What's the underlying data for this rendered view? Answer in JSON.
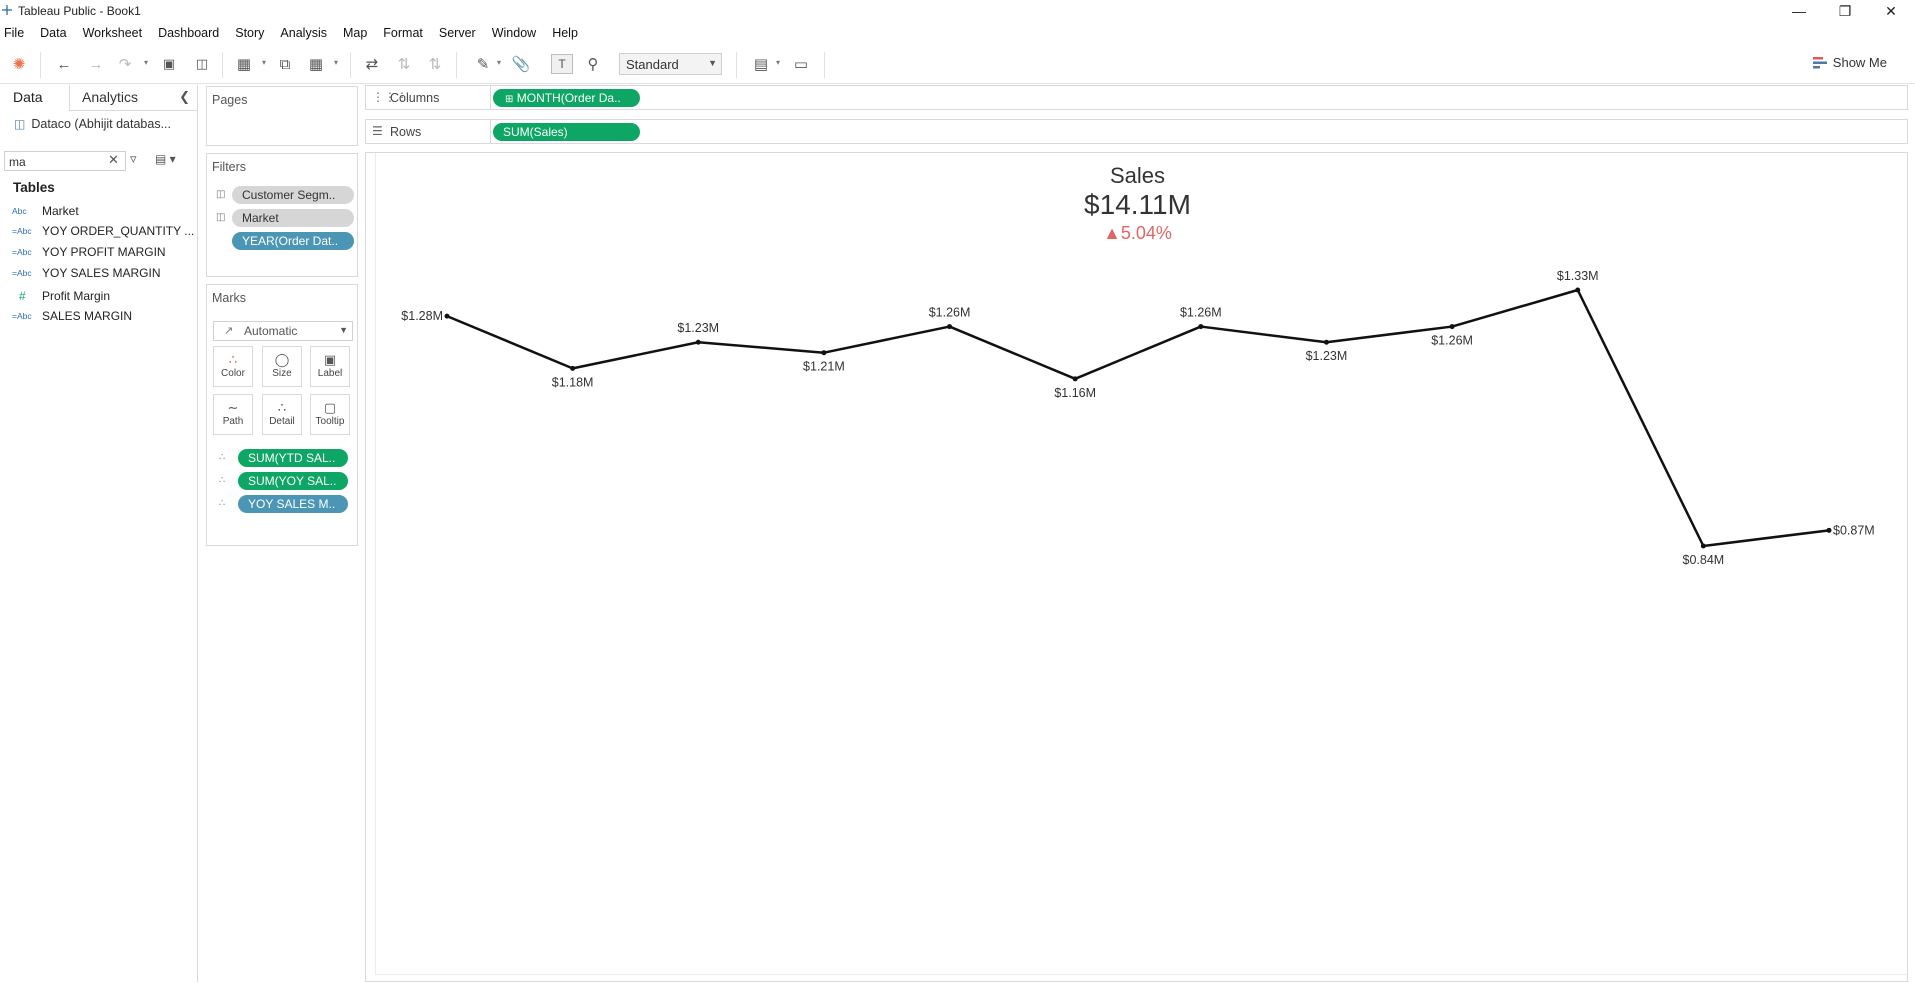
{
  "window": {
    "title": "Tableau Public - Book1"
  },
  "menu": [
    "File",
    "Data",
    "Worksheet",
    "Dashboard",
    "Story",
    "Analysis",
    "Map",
    "Format",
    "Server",
    "Window",
    "Help"
  ],
  "toolbar": {
    "fit": "Standard",
    "show_me": "Show Me"
  },
  "data_pane": {
    "tab_data": "Data",
    "tab_analytics": "Analytics",
    "datasource": "Dataco (Abhijit databas...",
    "search_value": "ma",
    "tables_header": "Tables",
    "fields": [
      {
        "type": "Abc",
        "name": "Market"
      },
      {
        "type": "=Abc",
        "name": "YOY ORDER_QUANTITY ..."
      },
      {
        "type": "=Abc",
        "name": "YOY PROFIT MARGIN"
      },
      {
        "type": "=Abc",
        "name": "YOY SALES MARGIN"
      },
      {
        "type": "#",
        "name": "Profit Margin"
      },
      {
        "type": "=Abc",
        "name": "SALES MARGIN"
      }
    ]
  },
  "pages": {
    "title": "Pages"
  },
  "filters": {
    "title": "Filters",
    "items": [
      "Customer Segm..",
      "Market",
      "YEAR(Order Dat.."
    ]
  },
  "marks": {
    "title": "Marks",
    "type": "Automatic",
    "buttons": [
      "Color",
      "Size",
      "Label",
      "Path",
      "Detail",
      "Tooltip"
    ],
    "pills": [
      "SUM(YTD SAL..",
      "SUM(YOY SAL..",
      "YOY SALES M.."
    ]
  },
  "shelves": {
    "columns_label": "Columns",
    "columns_pill": "MONTH(Order Da..",
    "rows_label": "Rows",
    "rows_pill": "SUM(Sales)"
  },
  "kpi": {
    "title": "Sales",
    "value": "$14.11M",
    "delta": "▲5.04%",
    "delta_color": "#e06666"
  },
  "chart_data": {
    "type": "line",
    "x": [
      1,
      2,
      3,
      4,
      5,
      6,
      7,
      8,
      9,
      10,
      11,
      12
    ],
    "series": [
      {
        "values": [
          1.28,
          1.18,
          1.23,
          1.21,
          1.26,
          1.16,
          1.26,
          1.23,
          1.26,
          1.33,
          0.84,
          0.87
        ]
      }
    ],
    "labels": [
      "$1.28M",
      "$1.18M",
      "$1.23M",
      "$1.21M",
      "$1.26M",
      "$1.16M",
      "$1.26M",
      "$1.23M",
      "$1.26M",
      "$1.33M",
      "$0.84M",
      "$0.87M"
    ],
    "label_positions": [
      "left",
      "below",
      "above",
      "below",
      "above",
      "below",
      "above",
      "below",
      "below",
      "above",
      "below",
      "right"
    ],
    "ylim": [
      0.84,
      1.33
    ],
    "line_color": "#111111",
    "grid": false
  }
}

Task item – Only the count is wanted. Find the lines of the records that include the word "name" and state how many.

Answer section – 6